EXERCISE DESCRIPTION
Keep the images out while you retype all of the data exactly.

EXCERPTED RECORDS

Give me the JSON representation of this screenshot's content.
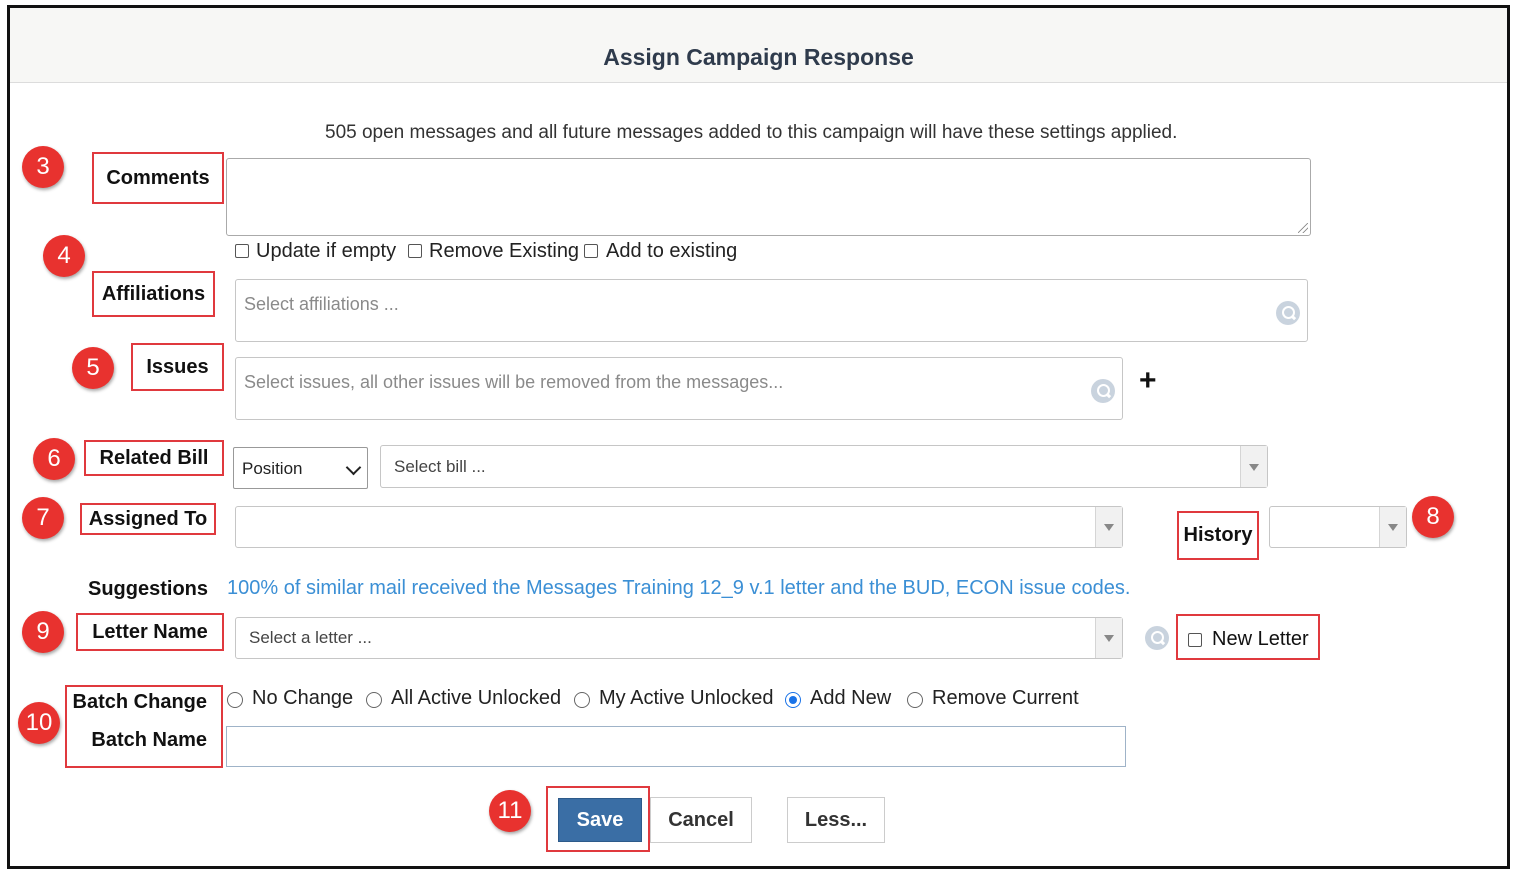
{
  "dialog": {
    "title": "Assign Campaign Response",
    "info_text": "505 open messages and all future messages added to this campaign will have these settings applied."
  },
  "callouts": [
    "3",
    "4",
    "5",
    "6",
    "7",
    "8",
    "9",
    "10",
    "11"
  ],
  "fields": {
    "comments_label": "Comments",
    "affiliations_label": "Affiliations",
    "affiliation_options": [
      "Update if empty",
      "Remove Existing",
      "Add to existing"
    ],
    "affiliations_placeholder": "Select affiliations ...",
    "issues_label": "Issues",
    "issues_placeholder": "Select issues, all other issues will be removed from the messages...",
    "add_issue_glyph": "+",
    "related_bill_label": "Related Bill",
    "position_value": "Position",
    "bill_placeholder": "Select bill ...",
    "assigned_to_label": "Assigned To",
    "assigned_to_value": "",
    "history_label": "History",
    "history_value": "",
    "suggestions_label": "Suggestions",
    "suggestions_text": "100% of similar mail received the Messages Training 12_9 v.1 letter and the BUD, ECON issue codes.",
    "letter_name_label": "Letter Name",
    "letter_placeholder": "Select a letter ...",
    "new_letter_label": "New Letter",
    "batch_change_label": "Batch Change",
    "batch_options": [
      "No Change",
      "All Active Unlocked",
      "My Active Unlocked",
      "Add New",
      "Remove Current"
    ],
    "batch_selected": "Add New",
    "batch_name_label": "Batch Name",
    "batch_name_value": ""
  },
  "buttons": {
    "save": "Save",
    "cancel": "Cancel",
    "less": "Less..."
  },
  "colors": {
    "callout_red": "#e8322f",
    "save_blue": "#3a6ea5",
    "suggestion_blue": "#3b8fd5"
  }
}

FINISHED EXERCISE
Give me the JSON representation of this screenshot's content.
{
  "dialog": {
    "title": "Assign Campaign Response",
    "info_text": "505 open messages and all future messages added to this campaign will have these settings applied."
  },
  "callouts": [
    "3",
    "4",
    "5",
    "6",
    "7",
    "8",
    "9",
    "10",
    "11"
  ],
  "fields": {
    "comments_label": "Comments",
    "affiliations_label": "Affiliations",
    "affiliation_options": [
      "Update if empty",
      "Remove Existing",
      "Add to existing"
    ],
    "affiliations_placeholder": "Select affiliations ...",
    "issues_label": "Issues",
    "issues_placeholder": "Select issues, all other issues will be removed from the messages...",
    "add_issue_glyph": "+",
    "related_bill_label": "Related Bill",
    "position_value": "Position",
    "bill_placeholder": "Select bill ...",
    "assigned_to_label": "Assigned To",
    "assigned_to_value": "",
    "history_label": "History",
    "history_value": "",
    "suggestions_label": "Suggestions",
    "suggestions_text": "100% of similar mail received the Messages Training 12_9 v.1 letter and the BUD, ECON issue codes.",
    "letter_name_label": "Letter Name",
    "letter_placeholder": "Select a letter ...",
    "new_letter_label": "New Letter",
    "batch_change_label": "Batch Change",
    "batch_options": [
      "No Change",
      "All Active Unlocked",
      "My Active Unlocked",
      "Add New",
      "Remove Current"
    ],
    "batch_selected": "Add New",
    "batch_name_label": "Batch Name",
    "batch_name_value": ""
  },
  "buttons": {
    "save": "Save",
    "cancel": "Cancel",
    "less": "Less..."
  },
  "colors": {
    "callout_red": "#e8322f",
    "save_blue": "#3a6ea5",
    "suggestion_blue": "#3b8fd5"
  }
}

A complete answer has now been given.